▶ **Your instructions**
Could you write out every record below exactly, leaving the pictures out?

**** Supplied entries ****

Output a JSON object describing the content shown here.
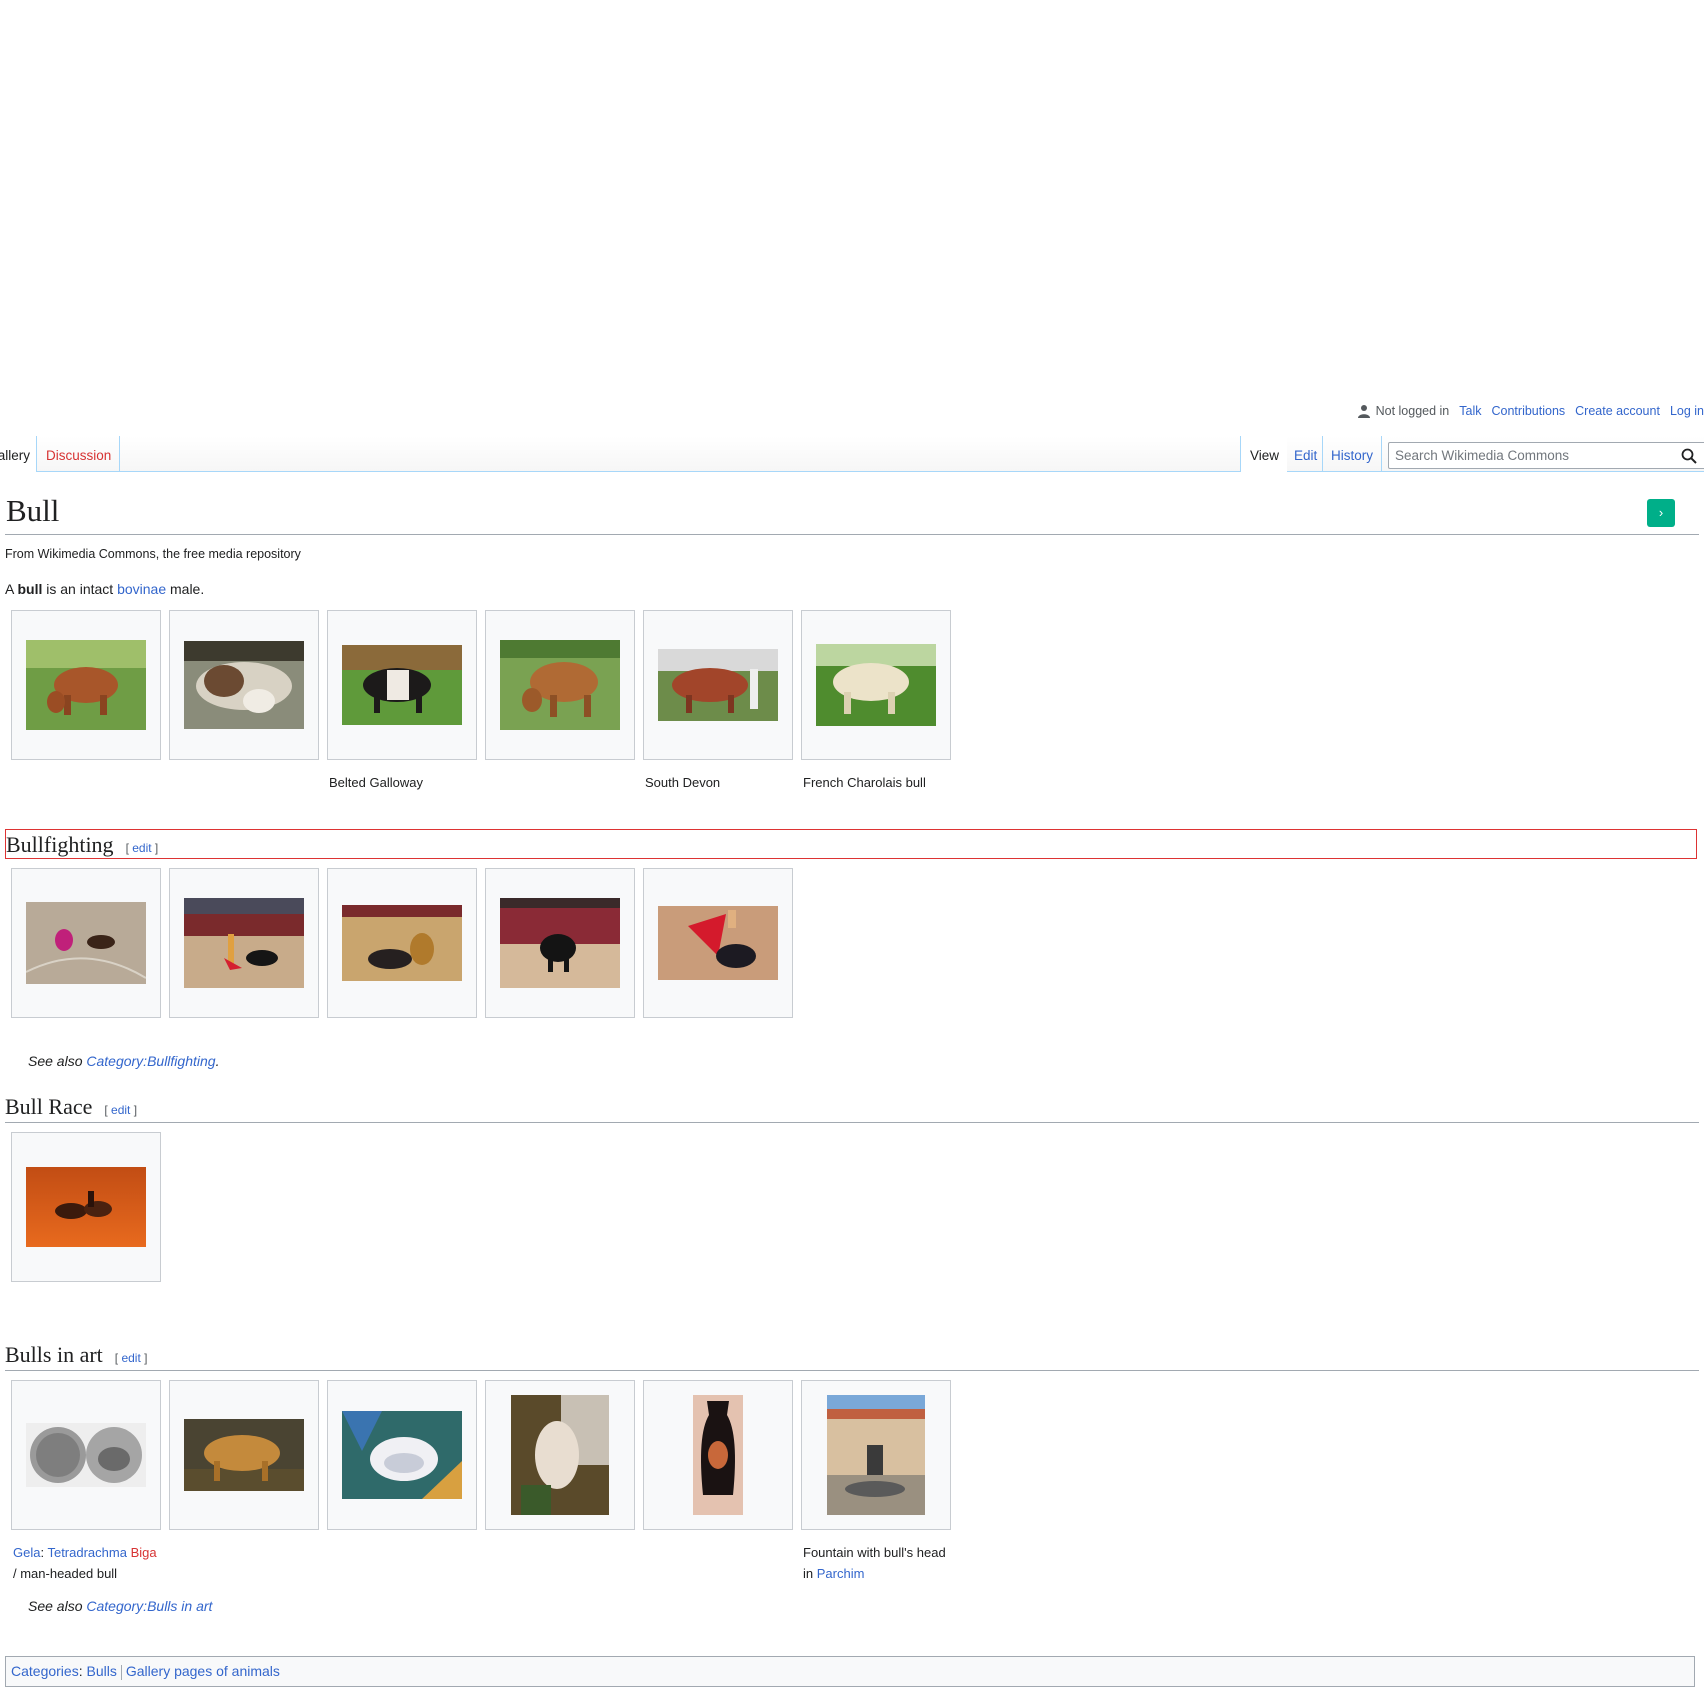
{
  "personal_tools": {
    "not_logged_in": "Not logged in",
    "talk": "Talk",
    "contributions": "Contributions",
    "create_account": "Create account",
    "log_in": "Log in"
  },
  "tabs": {
    "gallery": "Gallery",
    "discussion": "Discussion",
    "view": "View",
    "edit": "Edit",
    "history": "History"
  },
  "search": {
    "placeholder": "Search Wikimedia Commons"
  },
  "page": {
    "title": "Bull",
    "tagline": "From Wikimedia Commons, the free media repository",
    "intro_a": "A ",
    "intro_bold": "bull",
    "intro_mid": " is an intact ",
    "intro_link": "bovinae",
    "intro_end": " male."
  },
  "gallery_main": {
    "captions": [
      "",
      "",
      "Belted Galloway",
      "",
      "South Devon",
      "French Charolais bull"
    ]
  },
  "sections": {
    "bullfighting": {
      "heading": "Bullfighting",
      "edit": "edit",
      "see_also_prefix": "See also ",
      "see_also_link": "Category:Bullfighting",
      "see_also_suffix": "."
    },
    "bull_race": {
      "heading": "Bull Race",
      "edit": "edit"
    },
    "bulls_in_art": {
      "heading": "Bulls in art",
      "edit": "edit",
      "caption1_link1": "Gela",
      "caption1_sep": ": ",
      "caption1_link2": "Tetradrachma",
      "caption1_link3": "Biga",
      "caption1_rest": "/ man-headed bull",
      "caption6_text": "Fountain with bull's head in ",
      "caption6_link": "Parchim",
      "see_also_prefix": "See also ",
      "see_also_link": "Category:Bulls in art"
    }
  },
  "categories": {
    "label": "Categories",
    "colon": ": ",
    "items": [
      "Bulls",
      "Gallery pages of animals"
    ]
  },
  "colors": {
    "link": "#3366cc",
    "redlink": "#d73333",
    "highlight_border": "#dd3333",
    "go_button": "#00af89"
  }
}
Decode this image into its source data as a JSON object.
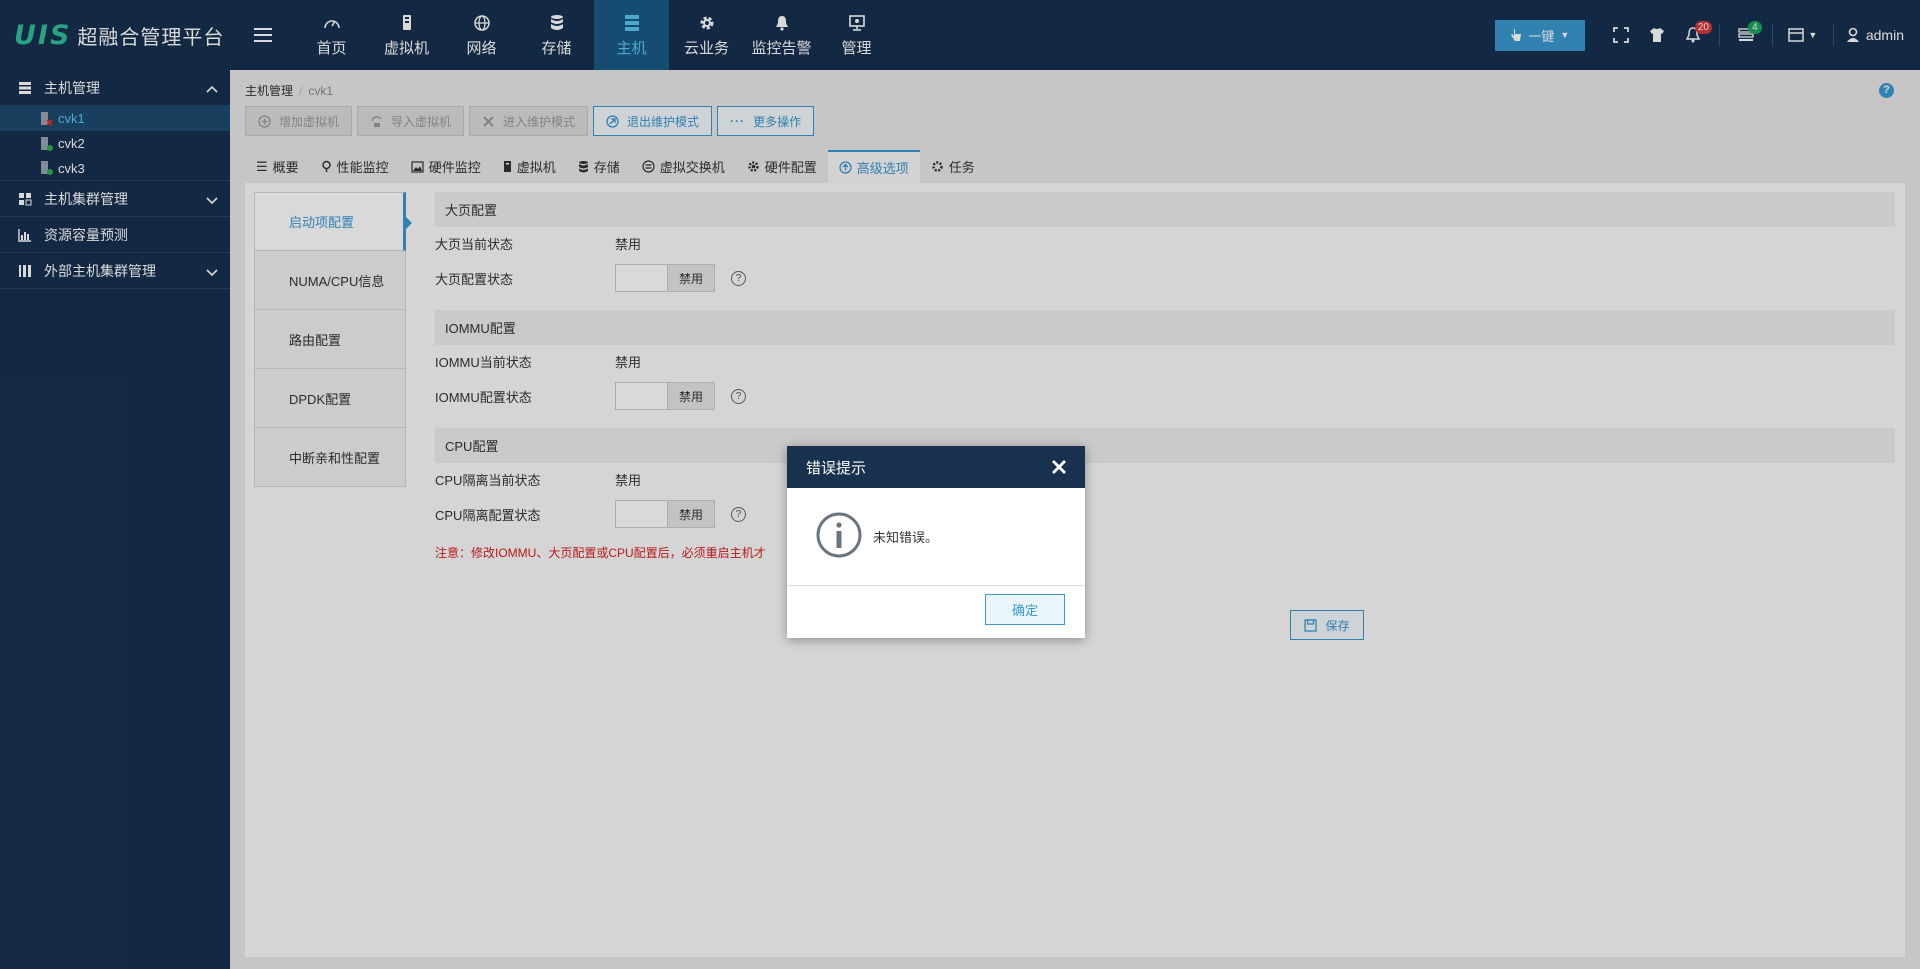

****

▶ **Finished exercise**
Output a JSON object describing the content shown here.
{
  "personal_tools": {
    "not_logged_in": "Not logged in",
    "talk": "Talk",
    "contributions": "Contributions",
    "create_account": "Create account",
    "log_in": "Log in"
  },
  "tabs": {
    "gallery": "Gallery",
    "discussion": "Discussion",
    "view": "View",
    "edit": "Edit",
    "history": "History"
  },
  "search": {
    "placeholder": "Search Wikimedia Commons"
  },
  "page": {
    "title": "Bull",
    "tagline": "From Wikimedia Commons, the free media repository",
    "intro_a": "A ",
    "intro_bold": "bull",
    "intro_mid": " is an intact ",
    "intro_link": "bovinae",
    "intro_end": " male."
  },
  "gallery_main": {
    "captions": [
      "",
      "",
      "Belted Galloway",
      "",
      "South Devon",
      "French Charolais bull"
    ]
  },
  "sections": {
    "bullfighting": {
      "heading": "Bullfighting",
      "edit": "edit",
      "see_also_prefix": "See also ",
      "see_also_link": "Category:Bullfighting",
      "see_also_suffix": "."
    },
    "bull_race": {
      "heading": "Bull Race",
      "edit": "edit"
    },
    "bulls_in_art": {
      "heading": "Bulls in art",
      "edit": "edit",
      "caption1_link1": "Gela",
      "caption1_sep": ": ",
      "caption1_link2": "Tetradrachma",
      "caption1_link3": "Biga",
      "caption1_rest": "/ man-headed bull",
      "caption6_text": "Fountain with bull's head in ",
      "caption6_link": "Parchim",
      "see_also_prefix": "See also ",
      "see_also_link": "Category:Bulls in art"
    }
  },
  "categories": {
    "label": "Categories",
    "colon": ": ",
    "items": [
      "Bulls",
      "Gallery pages of animals"
    ]
  },
  "colors": {
    "link": "#3366cc",
    "redlink": "#d73333",
    "highlight_border": "#dd3333",
    "go_button": "#00af89"
  }
}
Decode this image into its source data as a JSON object.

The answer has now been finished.